Go through the data below and return each line where the string "JSON" appears.

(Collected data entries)
BEGIN

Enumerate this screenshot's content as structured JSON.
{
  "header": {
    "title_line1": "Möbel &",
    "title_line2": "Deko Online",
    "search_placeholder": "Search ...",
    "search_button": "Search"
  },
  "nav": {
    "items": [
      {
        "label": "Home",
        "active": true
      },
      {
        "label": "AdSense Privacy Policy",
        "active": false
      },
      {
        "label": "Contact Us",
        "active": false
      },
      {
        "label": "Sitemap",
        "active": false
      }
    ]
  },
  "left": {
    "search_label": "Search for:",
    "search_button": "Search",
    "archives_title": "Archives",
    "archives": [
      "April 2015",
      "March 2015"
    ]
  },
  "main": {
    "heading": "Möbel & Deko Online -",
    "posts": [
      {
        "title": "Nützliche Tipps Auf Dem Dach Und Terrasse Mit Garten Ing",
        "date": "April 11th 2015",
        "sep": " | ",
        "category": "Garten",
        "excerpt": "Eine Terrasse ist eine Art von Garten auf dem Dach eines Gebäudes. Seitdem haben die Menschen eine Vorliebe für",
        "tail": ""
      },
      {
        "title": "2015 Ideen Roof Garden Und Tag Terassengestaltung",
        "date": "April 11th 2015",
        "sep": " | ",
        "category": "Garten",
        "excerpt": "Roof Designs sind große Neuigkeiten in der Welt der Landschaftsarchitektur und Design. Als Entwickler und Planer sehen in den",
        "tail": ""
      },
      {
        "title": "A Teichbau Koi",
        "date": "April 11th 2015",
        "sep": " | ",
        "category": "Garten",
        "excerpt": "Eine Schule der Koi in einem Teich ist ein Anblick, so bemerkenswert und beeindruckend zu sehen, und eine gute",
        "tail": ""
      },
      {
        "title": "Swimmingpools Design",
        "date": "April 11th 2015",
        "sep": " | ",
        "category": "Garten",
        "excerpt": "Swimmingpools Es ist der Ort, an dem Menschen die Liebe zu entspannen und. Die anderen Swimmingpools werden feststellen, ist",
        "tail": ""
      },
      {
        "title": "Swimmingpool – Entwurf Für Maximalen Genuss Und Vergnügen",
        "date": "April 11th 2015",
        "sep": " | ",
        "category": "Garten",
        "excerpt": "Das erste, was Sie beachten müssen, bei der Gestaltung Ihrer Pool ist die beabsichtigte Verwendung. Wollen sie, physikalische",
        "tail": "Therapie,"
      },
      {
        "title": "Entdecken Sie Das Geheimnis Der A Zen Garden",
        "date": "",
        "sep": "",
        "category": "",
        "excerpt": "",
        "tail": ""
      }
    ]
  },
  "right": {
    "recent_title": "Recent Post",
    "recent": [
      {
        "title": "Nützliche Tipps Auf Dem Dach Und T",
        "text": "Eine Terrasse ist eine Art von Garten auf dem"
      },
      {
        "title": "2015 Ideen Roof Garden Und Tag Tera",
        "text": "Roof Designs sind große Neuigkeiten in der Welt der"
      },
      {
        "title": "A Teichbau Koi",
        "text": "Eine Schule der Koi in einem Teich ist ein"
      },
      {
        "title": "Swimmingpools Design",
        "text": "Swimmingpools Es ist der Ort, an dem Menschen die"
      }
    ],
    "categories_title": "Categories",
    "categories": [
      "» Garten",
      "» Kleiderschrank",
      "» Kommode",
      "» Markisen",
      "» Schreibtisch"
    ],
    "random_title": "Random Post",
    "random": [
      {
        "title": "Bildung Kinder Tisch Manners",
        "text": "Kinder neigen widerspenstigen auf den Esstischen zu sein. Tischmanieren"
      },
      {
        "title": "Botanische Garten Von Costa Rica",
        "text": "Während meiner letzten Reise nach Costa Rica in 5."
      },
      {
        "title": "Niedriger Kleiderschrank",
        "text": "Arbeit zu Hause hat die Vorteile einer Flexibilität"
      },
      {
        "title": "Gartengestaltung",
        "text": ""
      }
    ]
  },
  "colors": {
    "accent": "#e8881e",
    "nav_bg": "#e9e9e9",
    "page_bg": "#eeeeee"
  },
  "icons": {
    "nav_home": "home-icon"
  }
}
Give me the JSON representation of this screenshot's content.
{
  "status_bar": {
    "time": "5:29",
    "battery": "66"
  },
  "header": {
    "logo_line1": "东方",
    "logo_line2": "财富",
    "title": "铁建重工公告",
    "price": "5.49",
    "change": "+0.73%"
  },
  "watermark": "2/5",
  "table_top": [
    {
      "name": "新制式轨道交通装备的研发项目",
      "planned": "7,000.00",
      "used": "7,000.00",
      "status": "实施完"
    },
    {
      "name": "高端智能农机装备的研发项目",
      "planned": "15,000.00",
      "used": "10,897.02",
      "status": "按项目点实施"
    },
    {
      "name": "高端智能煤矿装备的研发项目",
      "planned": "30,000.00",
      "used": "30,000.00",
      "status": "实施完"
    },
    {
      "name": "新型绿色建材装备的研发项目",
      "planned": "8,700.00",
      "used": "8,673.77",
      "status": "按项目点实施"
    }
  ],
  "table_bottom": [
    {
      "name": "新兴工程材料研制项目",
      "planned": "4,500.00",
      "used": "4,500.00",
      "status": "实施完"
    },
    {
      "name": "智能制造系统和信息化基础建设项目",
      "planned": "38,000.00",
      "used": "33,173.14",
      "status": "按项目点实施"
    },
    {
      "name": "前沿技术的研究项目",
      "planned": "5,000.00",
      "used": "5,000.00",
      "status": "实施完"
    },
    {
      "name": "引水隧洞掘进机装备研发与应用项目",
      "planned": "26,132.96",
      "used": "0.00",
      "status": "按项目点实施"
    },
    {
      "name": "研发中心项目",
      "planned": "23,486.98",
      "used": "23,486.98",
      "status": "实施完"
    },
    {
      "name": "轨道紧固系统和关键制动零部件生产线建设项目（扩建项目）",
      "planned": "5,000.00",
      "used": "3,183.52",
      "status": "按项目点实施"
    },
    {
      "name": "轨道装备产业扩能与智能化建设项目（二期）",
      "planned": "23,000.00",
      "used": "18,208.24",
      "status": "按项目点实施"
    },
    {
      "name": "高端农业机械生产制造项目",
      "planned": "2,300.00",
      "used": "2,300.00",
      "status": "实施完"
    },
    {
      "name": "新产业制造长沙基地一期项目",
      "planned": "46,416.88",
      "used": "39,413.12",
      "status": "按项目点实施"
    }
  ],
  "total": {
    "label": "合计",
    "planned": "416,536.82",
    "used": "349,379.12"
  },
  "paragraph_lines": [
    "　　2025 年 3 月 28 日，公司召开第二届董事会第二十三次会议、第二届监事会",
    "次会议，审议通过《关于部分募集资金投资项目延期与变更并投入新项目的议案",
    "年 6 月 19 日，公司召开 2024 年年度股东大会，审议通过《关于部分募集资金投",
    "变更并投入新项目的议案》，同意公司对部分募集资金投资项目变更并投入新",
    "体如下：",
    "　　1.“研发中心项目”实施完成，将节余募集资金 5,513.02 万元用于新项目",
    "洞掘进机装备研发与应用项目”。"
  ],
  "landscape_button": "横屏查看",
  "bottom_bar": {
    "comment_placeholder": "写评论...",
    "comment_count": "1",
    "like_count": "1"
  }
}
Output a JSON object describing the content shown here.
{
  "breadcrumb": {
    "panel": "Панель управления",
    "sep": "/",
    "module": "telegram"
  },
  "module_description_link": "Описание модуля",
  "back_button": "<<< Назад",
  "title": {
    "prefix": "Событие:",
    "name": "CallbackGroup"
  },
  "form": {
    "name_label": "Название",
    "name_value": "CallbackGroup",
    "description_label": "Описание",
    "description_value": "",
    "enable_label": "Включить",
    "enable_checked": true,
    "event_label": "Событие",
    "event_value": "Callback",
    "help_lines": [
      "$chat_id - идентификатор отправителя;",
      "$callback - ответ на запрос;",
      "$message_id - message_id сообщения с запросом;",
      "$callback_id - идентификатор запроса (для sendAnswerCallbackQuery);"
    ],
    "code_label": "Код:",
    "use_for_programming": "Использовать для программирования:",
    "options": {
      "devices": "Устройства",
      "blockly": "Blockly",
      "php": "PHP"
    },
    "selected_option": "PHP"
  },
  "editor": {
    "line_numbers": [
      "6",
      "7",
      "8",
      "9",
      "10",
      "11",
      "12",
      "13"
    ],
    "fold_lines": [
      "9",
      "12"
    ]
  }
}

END

» **Response**:
Enumerate this screenshot's content as structured JSON.
Give me the JSON representation of this screenshot's content.
Output a JSON object describing the content shown here.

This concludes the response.